After the performance, an interview with SOL President, Pedro Frias-Rosario was held. Frias-Rosario said he resonated completely with some of Javier’s personal experiences: “growing up people would mispronounce my name too.” Frias-Rosario liked Dr. Ávila’s charisma and the way he approached the discussions of diversity. He also liked how Dr. Ávila frequently referred to his poems throughout the performance.
Frias-Rosario shared that “Bloodline” was probably his favorite: “I really liked this one. It went in-depth with both sides of his family and his son’s family. It went deep into both sides of his families’ histories. Most people don’t bother to go that deep into their family histories.” Frias-Rosario truly enjoyed Dr. Ávila’s performance and would like to thank everyone who attended the event for being supportive.
When asked more about SOL as a student organization, Frias-Rosario replied “we are a family, we are teaching culture, and we want to diversify our group.” He encourages BU students to join himself and the other SOL members for their Monday night meetings at 7 p.m. There are currently close to 100 students involved in SOL, and nearly half of them meet regularly.

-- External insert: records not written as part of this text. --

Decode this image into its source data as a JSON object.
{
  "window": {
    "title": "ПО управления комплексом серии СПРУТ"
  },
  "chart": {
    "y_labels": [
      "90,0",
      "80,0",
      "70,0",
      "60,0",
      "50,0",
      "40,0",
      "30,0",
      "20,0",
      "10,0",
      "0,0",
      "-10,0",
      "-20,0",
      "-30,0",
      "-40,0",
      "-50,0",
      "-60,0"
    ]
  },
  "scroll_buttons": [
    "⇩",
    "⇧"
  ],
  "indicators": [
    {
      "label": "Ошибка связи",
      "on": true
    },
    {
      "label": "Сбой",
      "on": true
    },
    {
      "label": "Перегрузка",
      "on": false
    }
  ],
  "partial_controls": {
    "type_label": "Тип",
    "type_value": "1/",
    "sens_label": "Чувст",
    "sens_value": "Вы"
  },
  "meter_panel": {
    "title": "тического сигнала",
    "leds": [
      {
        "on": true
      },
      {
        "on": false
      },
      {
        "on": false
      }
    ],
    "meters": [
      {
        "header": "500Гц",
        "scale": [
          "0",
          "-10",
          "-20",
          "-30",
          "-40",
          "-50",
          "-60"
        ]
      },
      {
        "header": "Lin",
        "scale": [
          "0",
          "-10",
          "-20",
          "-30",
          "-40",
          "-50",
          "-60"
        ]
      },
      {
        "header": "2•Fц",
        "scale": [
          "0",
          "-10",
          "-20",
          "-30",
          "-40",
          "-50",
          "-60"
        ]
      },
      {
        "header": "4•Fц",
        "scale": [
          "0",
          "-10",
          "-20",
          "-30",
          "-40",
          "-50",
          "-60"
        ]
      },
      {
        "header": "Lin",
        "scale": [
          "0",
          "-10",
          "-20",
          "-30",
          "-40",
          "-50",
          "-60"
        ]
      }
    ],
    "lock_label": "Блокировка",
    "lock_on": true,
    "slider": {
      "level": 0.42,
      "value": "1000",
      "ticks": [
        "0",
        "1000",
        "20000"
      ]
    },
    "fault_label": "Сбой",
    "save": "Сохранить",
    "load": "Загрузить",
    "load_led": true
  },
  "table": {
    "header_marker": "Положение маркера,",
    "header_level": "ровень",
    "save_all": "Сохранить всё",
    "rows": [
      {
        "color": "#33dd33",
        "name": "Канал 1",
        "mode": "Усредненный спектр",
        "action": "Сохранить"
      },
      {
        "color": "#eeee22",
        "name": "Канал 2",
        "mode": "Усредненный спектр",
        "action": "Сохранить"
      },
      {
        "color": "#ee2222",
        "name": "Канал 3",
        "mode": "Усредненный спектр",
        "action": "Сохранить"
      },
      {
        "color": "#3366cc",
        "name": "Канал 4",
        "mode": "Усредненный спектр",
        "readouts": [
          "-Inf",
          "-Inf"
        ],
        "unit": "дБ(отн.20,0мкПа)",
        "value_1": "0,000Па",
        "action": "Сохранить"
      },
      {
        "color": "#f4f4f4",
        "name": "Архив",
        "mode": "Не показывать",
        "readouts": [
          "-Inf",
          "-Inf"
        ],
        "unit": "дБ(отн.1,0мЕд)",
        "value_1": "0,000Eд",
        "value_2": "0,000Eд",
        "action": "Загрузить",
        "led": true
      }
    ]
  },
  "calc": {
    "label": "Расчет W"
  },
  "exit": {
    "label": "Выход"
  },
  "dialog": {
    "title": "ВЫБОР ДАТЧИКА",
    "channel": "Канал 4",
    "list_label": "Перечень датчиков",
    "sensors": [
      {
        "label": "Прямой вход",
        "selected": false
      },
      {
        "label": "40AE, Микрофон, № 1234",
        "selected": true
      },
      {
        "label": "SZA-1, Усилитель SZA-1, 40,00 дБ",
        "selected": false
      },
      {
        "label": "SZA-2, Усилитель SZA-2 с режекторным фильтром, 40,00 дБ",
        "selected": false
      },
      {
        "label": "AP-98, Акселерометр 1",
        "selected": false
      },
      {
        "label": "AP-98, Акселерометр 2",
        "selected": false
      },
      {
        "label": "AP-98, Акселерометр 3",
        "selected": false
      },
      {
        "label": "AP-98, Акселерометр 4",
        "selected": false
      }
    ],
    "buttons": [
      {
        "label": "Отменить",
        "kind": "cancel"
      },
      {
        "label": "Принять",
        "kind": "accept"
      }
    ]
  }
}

Frias-Rosario would also like to give a huge thank you the SOL faculty advisor, Miss Maddie (Madelyn Rodriguez), for encouraging SOL to sponsor this event: “I want to give her a shout out for all she does for BU’s Multicultural Center.”